> _EXTRACTED ENTRIES_
^^^^^^^^

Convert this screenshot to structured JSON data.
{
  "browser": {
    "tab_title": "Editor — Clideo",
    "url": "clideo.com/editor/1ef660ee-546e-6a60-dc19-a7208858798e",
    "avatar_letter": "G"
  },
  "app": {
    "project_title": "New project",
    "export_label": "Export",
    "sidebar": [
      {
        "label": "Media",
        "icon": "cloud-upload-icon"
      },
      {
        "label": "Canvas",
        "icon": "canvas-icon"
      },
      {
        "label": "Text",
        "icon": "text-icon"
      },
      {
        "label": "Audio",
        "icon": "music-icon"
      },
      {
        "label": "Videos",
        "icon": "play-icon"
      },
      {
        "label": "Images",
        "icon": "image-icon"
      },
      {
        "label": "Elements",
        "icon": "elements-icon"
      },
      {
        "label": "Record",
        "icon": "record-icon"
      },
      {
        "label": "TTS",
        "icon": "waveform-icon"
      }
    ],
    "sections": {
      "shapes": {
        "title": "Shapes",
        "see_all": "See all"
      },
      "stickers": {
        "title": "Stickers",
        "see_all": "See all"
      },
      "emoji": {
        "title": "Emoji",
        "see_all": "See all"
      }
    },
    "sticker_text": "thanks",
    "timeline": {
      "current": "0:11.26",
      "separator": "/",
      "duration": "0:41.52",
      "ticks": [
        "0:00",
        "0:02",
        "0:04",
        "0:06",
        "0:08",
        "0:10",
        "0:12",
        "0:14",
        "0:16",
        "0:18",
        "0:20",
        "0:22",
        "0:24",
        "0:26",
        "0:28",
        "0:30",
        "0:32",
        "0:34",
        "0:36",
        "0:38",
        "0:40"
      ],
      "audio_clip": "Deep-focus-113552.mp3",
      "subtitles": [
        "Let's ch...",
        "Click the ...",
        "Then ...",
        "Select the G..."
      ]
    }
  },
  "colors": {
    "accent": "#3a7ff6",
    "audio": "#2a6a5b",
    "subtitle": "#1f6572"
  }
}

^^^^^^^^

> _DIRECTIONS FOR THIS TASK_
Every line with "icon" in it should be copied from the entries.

> _RESULT BELOW_
        "icon": "cloud-upload-icon"
        "icon": "canvas-icon"
        "icon": "text-icon"
        "icon": "music-icon"
        "icon": "play-icon"
        "icon": "image-icon"
        "icon": "elements-icon"
        "icon": "record-icon"
        "icon": "waveform-icon"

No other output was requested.